“The Black women [in Vis Valley] bear the brunt of criminality,” said Sharen Hewitt, director of Community Leadership Academy Emergency Response, a community-based organization that supports victims of violence. “Their men are missing and this is an economic hardship for them. If their boys go to jail, they pay for the bills, they have to visit them, but if after they’re out and then they got shot, their mothers are the ones who have to bury them,” Hewitt said.
This all adds an extra level of polarization, on top of the violence that already polarizes the community, she said. Tension between races intensifies into generalizations that project how “the blacks are bad; the killers must go” and that the “Asians are good so they must stay.” But, she adds, no one ever asks, “What has drove African Americans to this point?”
As an educator in Visitacion Valley, the answers for that same question have become more and more apparent to Rose. “So much pain is also being inflicted by our government (and) economic system.
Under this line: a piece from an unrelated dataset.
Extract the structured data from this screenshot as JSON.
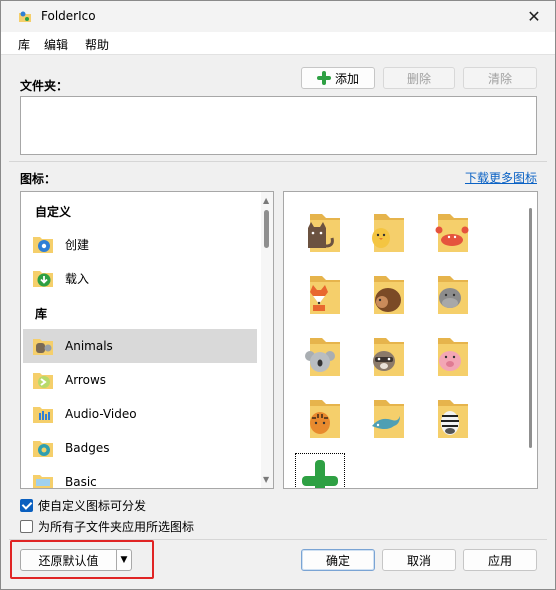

People in this community are not given what’s needed to maintain themselves financially, education is not there. People are stripped of self-esteem, no affordable housing, or food for their children, but people don’t talk about this issue because they’re scared…scared that they’ll have to do something. The more you know…the more you have to do better,” Rose said.
“Explain to me how when there’s two groups of people, one group scores higher than another group in their CATs (California Standardized Testing). That’s evidence of institutionalized racism right there…then there’s internalized racism, where the blacks perpetuate white racism on their own community. How can a black man shoot another black man?” she asked.
The racism, cultural barriers and stereotypes are so frequent within the community that people may not even recognize them anymore. “It all goes back to racism and our own bias that we have to get passed,” Rose said. Maybe a storeowner won’t hire a black man because his pants are hanging too low off his butt. I just don’t know how to fix this. It’s just one of those things I don’t understand. Can I move people to think differently?”
To overcome these social constructs, it must start at home, at schools, at jobs, and be more inclusive to all children. The city should invest more in its community, instead of stripping necessities, Rose said, adding that a platform should be raised for people to talk about these issues.
“Because if we could communicate, we can begin to breakdown the barriers of ignorance… We all suffer, we all die. Underneath the color, we have the same heart, the same veins pumping blood in the same way. We may have different genes, but our DNA is still human.”